### About this task
Below are records to print word for word; include none of their pictures.
□ □ □ □ □ □ □
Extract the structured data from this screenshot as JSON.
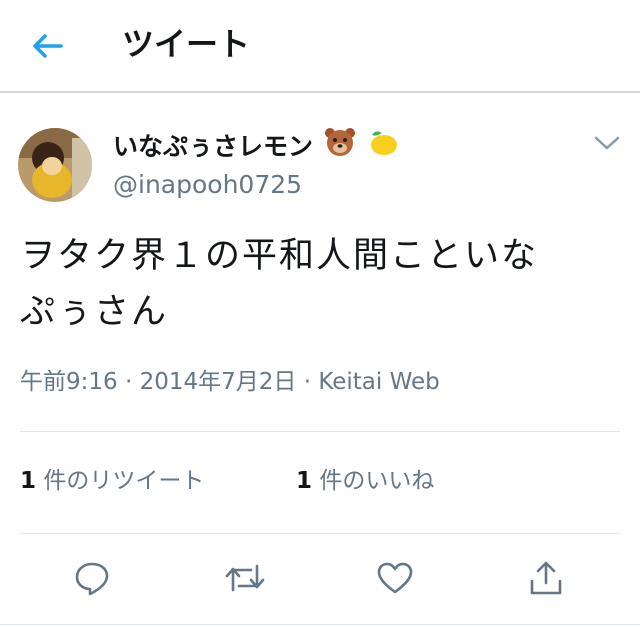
{
  "header": {
    "title": "ツイート",
    "back_icon": "arrow-left-icon"
  },
  "colors": {
    "accent": "#1da1f2",
    "secondary_text": "#657786",
    "action_icon": "#657786",
    "divider": "#e1e8ed"
  },
  "tweet": {
    "display_name": "いなぷぅさレモン",
    "name_emojis": [
      "bear-face-icon",
      "lemon-icon"
    ],
    "handle": "@inapooh0725",
    "text_line1": "ヲタク界１の平和人間こといな",
    "text_line2": "ぷぅさん",
    "meta": "午前9:16 · 2014年7月2日 · Keitai Web"
  },
  "stats": {
    "retweets": {
      "count": "1",
      "label": " 件のリツイート"
    },
    "likes": {
      "count": "1",
      "label": " 件のいいね"
    }
  },
  "actions": [
    "reply-icon",
    "retweet-icon",
    "like-icon",
    "share-icon"
  ]
}
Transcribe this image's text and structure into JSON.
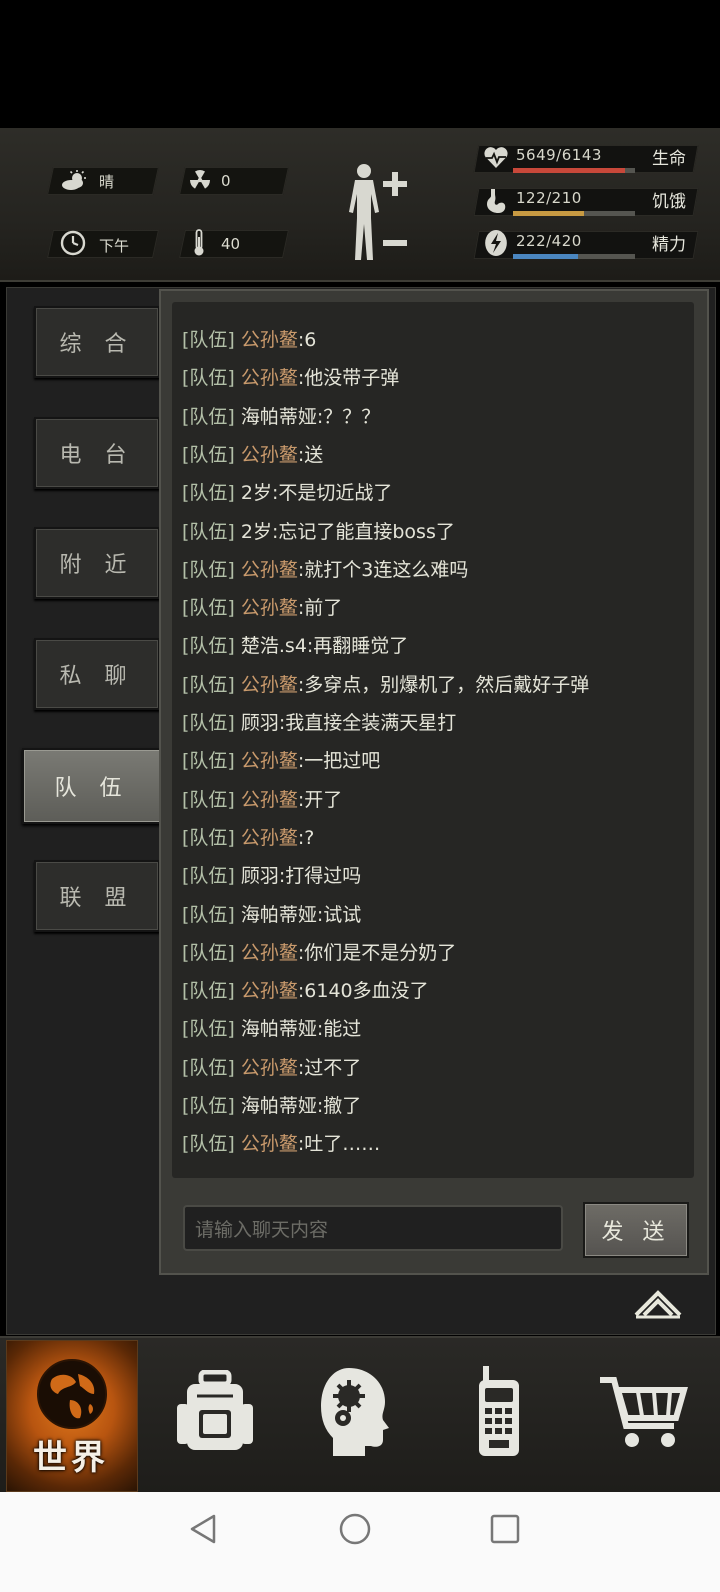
{
  "hud": {
    "weather": "晴",
    "radiation": "0",
    "time_of_day": "下午",
    "temperature": "40",
    "stats": [
      {
        "value": "5649/6143",
        "label": "生命",
        "fraction": 0.92,
        "color": "#c8483a"
      },
      {
        "value": "122/210",
        "label": "饥饿",
        "fraction": 0.58,
        "color": "#c89a42"
      },
      {
        "value": "222/420",
        "label": "精力",
        "fraction": 0.53,
        "color": "#4a86c0"
      }
    ]
  },
  "tabs": [
    "综 合",
    "电 台",
    "附 近",
    "私 聊",
    "队 伍",
    "联 盟"
  ],
  "active_tab_index": 4,
  "chat": {
    "channel": "[队伍]",
    "messages": [
      {
        "name": "公孙鳌",
        "text": ":6",
        "self": true
      },
      {
        "name": "公孙鳌",
        "text": ":他没带子弹",
        "self": true
      },
      {
        "name": "海帕蒂娅",
        "text": ":？？？",
        "self": false
      },
      {
        "name": "公孙鳌",
        "text": ":送",
        "self": true
      },
      {
        "name": "2岁",
        "text": ":不是切近战了",
        "self": false
      },
      {
        "name": "2岁",
        "text": ":忘记了能直接boss了",
        "self": false
      },
      {
        "name": "公孙鳌",
        "text": ":就打个3连这么难吗",
        "self": true
      },
      {
        "name": "公孙鳌",
        "text": ":前了",
        "self": true
      },
      {
        "name": "楚浩.s4",
        "text": ":再翻睡觉了",
        "self": false
      },
      {
        "name": "公孙鳌",
        "text": ":多穿点，别爆机了，然后戴好子弹",
        "self": true
      },
      {
        "name": "顾羽",
        "text": ":我直接全装满天星打",
        "self": false
      },
      {
        "name": "公孙鳌",
        "text": ":一把过吧",
        "self": true
      },
      {
        "name": "公孙鳌",
        "text": ":开了",
        "self": true
      },
      {
        "name": "公孙鳌",
        "text": ":?",
        "self": true
      },
      {
        "name": "顾羽",
        "text": ":打得过吗",
        "self": false
      },
      {
        "name": "海帕蒂娅",
        "text": ":试试",
        "self": false
      },
      {
        "name": "公孙鳌",
        "text": ":你们是不是分奶了",
        "self": true
      },
      {
        "name": "公孙鳌",
        "text": ":6140多血没了",
        "self": true
      },
      {
        "name": "海帕蒂娅",
        "text": ":能过",
        "self": false
      },
      {
        "name": "公孙鳌",
        "text": ":过不了",
        "self": true
      },
      {
        "name": "海帕蒂娅",
        "text": ":撤了",
        "self": false
      },
      {
        "name": "公孙鳌",
        "text": ":吐了……",
        "self": true
      }
    ],
    "input_placeholder": "请输入聊天内容",
    "send_label": "发 送"
  },
  "bottom_nav": {
    "world_label": "世界",
    "items": [
      "globe-icon",
      "backpack-icon",
      "head-gears-icon",
      "walkie-talkie-icon",
      "shopping-cart-icon"
    ]
  }
}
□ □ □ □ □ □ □
### Response box
Extract the structured data from this screenshot as JSON.
{
  "header": {
    "title": "ツイート",
    "back_icon": "arrow-left-icon"
  },
  "colors": {
    "accent": "#1da1f2",
    "secondary_text": "#657786",
    "action_icon": "#657786",
    "divider": "#e1e8ed"
  },
  "tweet": {
    "display_name": "いなぷぅさレモン",
    "name_emojis": [
      "bear-face-icon",
      "lemon-icon"
    ],
    "handle": "@inapooh0725",
    "text_line1": "ヲタク界１の平和人間こといな",
    "text_line2": "ぷぅさん",
    "meta": "午前9:16 · 2014年7月2日 · Keitai Web"
  },
  "stats": {
    "retweets": {
      "count": "1",
      "label": " 件のリツイート"
    },
    "likes": {
      "count": "1",
      "label": " 件のいいね"
    }
  },
  "actions": [
    "reply-icon",
    "retweet-icon",
    "like-icon",
    "share-icon"
  ]
}
Transcribe this image's text and structure into JSON.
{
  "hud": {
    "weather": "晴",
    "radiation": "0",
    "time_of_day": "下午",
    "temperature": "40",
    "stats": [
      {
        "value": "5649/6143",
        "label": "生命",
        "fraction": 0.92,
        "color": "#c8483a"
      },
      {
        "value": "122/210",
        "label": "饥饿",
        "fraction": 0.58,
        "color": "#c89a42"
      },
      {
        "value": "222/420",
        "label": "精力",
        "fraction": 0.53,
        "color": "#4a86c0"
      }
    ]
  },
  "tabs": [
    "综 合",
    "电 台",
    "附 近",
    "私 聊",
    "队 伍",
    "联 盟"
  ],
  "active_tab_index": 4,
  "chat": {
    "channel": "[队伍]",
    "messages": [
      {
        "name": "公孙鳌",
        "text": ":6",
        "self": true
      },
      {
        "name": "公孙鳌",
        "text": ":他没带子弹",
        "self": true
      },
      {
        "name": "海帕蒂娅",
        "text": ":？？？",
        "self": false
      },
      {
        "name": "公孙鳌",
        "text": ":送",
        "self": true
      },
      {
        "name": "2岁",
        "text": ":不是切近战了",
        "self": false
      },
      {
        "name": "2岁",
        "text": ":忘记了能直接boss了",
        "self": false
      },
      {
        "name": "公孙鳌",
        "text": ":就打个3连这么难吗",
        "self": true
      },
      {
        "name": "公孙鳌",
        "text": ":前了",
        "self": true
      },
      {
        "name": "楚浩.s4",
        "text": ":再翻睡觉了",
        "self": false
      },
      {
        "name": "公孙鳌",
        "text": ":多穿点，别爆机了，然后戴好子弹",
        "self": true
      },
      {
        "name": "顾羽",
        "text": ":我直接全装满天星打",
        "self": false
      },
      {
        "name": "公孙鳌",
        "text": ":一把过吧",
        "self": true
      },
      {
        "name": "公孙鳌",
        "text": ":开了",
        "self": true
      },
      {
        "name": "公孙鳌",
        "text": ":?",
        "self": true
      },
      {
        "name": "顾羽",
        "text": ":打得过吗",
        "self": false
      },
      {
        "name": "海帕蒂娅",
        "text": ":试试",
        "self": false
      },
      {
        "name": "公孙鳌",
        "text": ":你们是不是分奶了",
        "self": true
      },
      {
        "name": "公孙鳌",
        "text": ":6140多血没了",
        "self": true
      },
      {
        "name": "海帕蒂娅",
        "text": ":能过",
        "self": false
      },
      {
        "name": "公孙鳌",
        "text": ":过不了",
        "self": true
      },
      {
        "name": "海帕蒂娅",
        "text": ":撤了",
        "self": false
      },
      {
        "name": "公孙鳌",
        "text": ":吐了……",
        "self": true
      }
    ],
    "input_placeholder": "请输入聊天内容",
    "send_label": "发 送"
  },
  "bottom_nav": {
    "world_label": "世界",
    "items": [
      "globe-icon",
      "backpack-icon",
      "head-gears-icon",
      "walkie-talkie-icon",
      "shopping-cart-icon"
    ]
  }
}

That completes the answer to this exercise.